- 16 August to 5 November (53 days)
- Average 4 hours per day with 13 to 15 nets (12-meter equivalents. In order to compare different locations or years that may operate the same number of hours but with more or fewer nets, capture rate is calculated by “net-hours.” One net hour is one 12-meter net open one hour, or two 6-meter nets open one hour, etc. This rate is often expressed per 100 net-hours for more managable numbers.
- 1878 birds netted; 1496 new birds was a new season total (fall mean 1066) and 302 recaps.
- 57.5 birds per 100 net-hours (fall mean 53) 76 species, includes 3 released unbanded (House Sparrow, European Starling, Ruby-throated Hummingbird).
Interesting species included:
- Marsh Wren — the first RRBO has banded, and only the second record for Dearborn.
- Pine Siskin and Common Redpoll– An “invasion” year for winter finches, these were the first of either species RRBO has banded; the redpoll set a very early new date for Dearborn. Along with them were a couple of Red-breasted Nuthatches, also enjoying an invasion year.
- A Yellow-bellied Sapsucker was only our second, and appeared in a net run with two other rarely banded species: two Scarlet Tanagers and a Blue-headed Vireo.
Other species with a story:
- Species with above average numbers. A real story this fall was Fox Sparrows. Our fall average is 4, with our highest previous total being 8. This year we banded 21, with more still being banded and observed post-season. Our only Brown Creeper of the season was a recently fledged juvenile in mid-August. Last year we banded a record number of Black-throated Blue Warblers with 20; observers across the country reported this species in numbers well above average. We banded 18 this fall, another good showing.

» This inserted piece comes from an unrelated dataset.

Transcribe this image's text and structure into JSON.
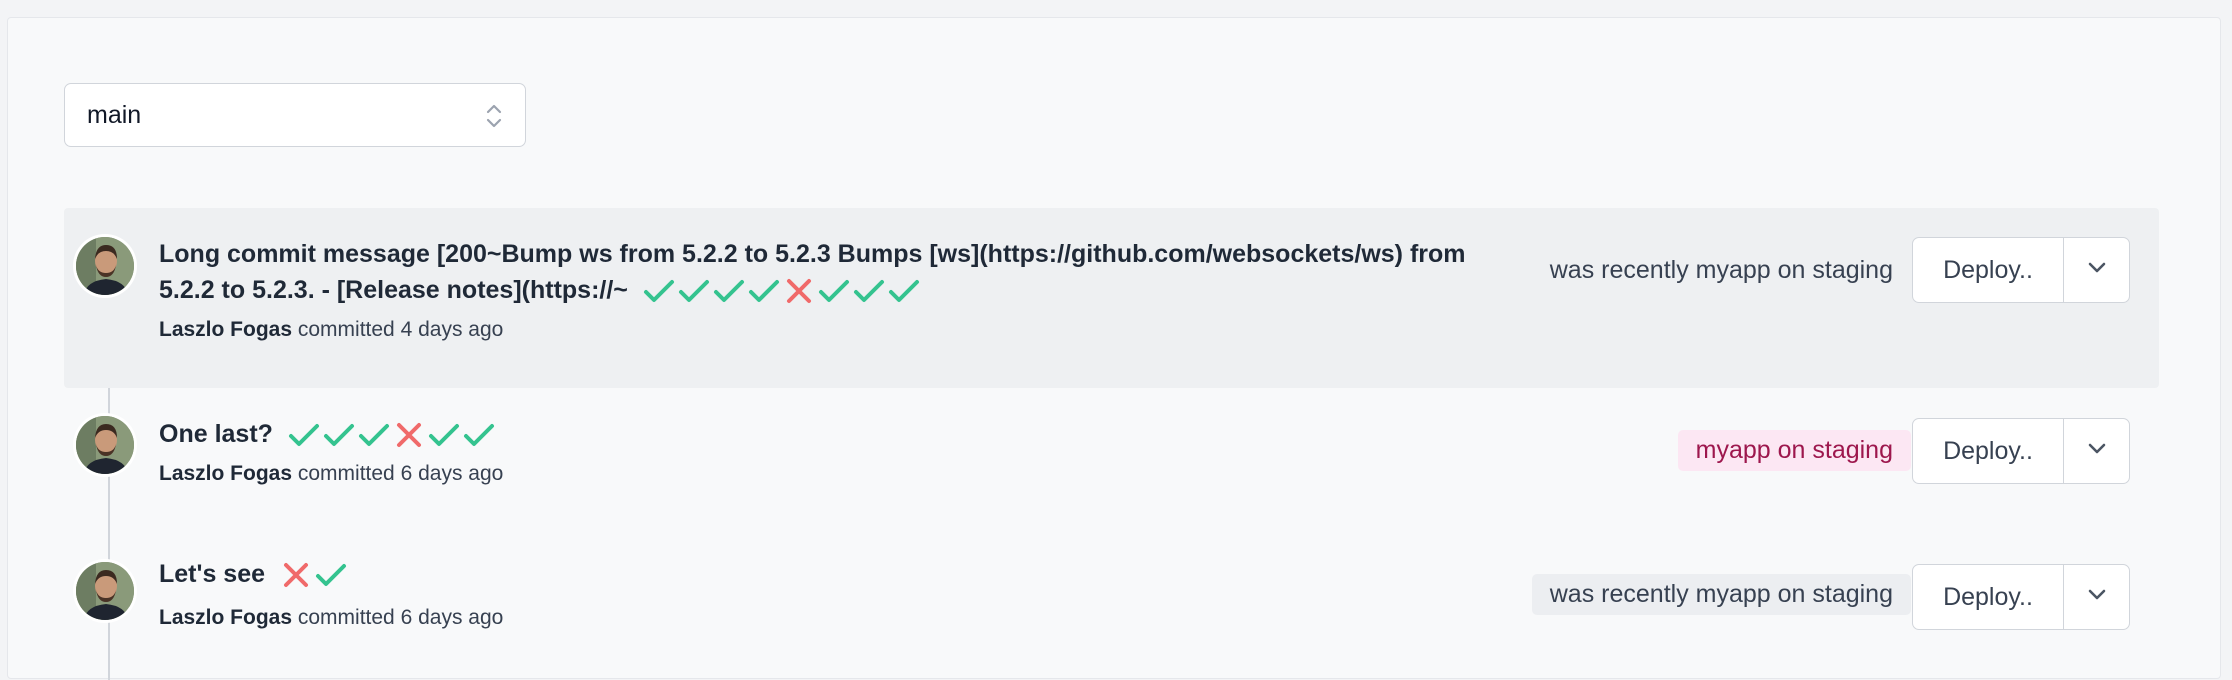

Five Connecticut Warblers is a good total for this elusive species. Well above average were 38 Northern Cardinals…ouch. A new set of nets in an open area helped boost our totals for White-crowned Sparrow to a new high of 41 (previous high, 24).
- Big misses included Mourning Warbler, Yellow-bellied Flycatcher (none banded in all of 1999!), Common Grackle, Brown-headed Cowbird, and Winter Wren.
- Appearing in low numbers were Hermit Thrushes, with only 31. Our fall average is 53, and last year we set a record with 101. Veeries put in a dismal showing with only three, but are our least frequently banded thrush.
- We also did some Northern Saw-whet Owl banding, with 20 banded. Details here.
Back to overviews/index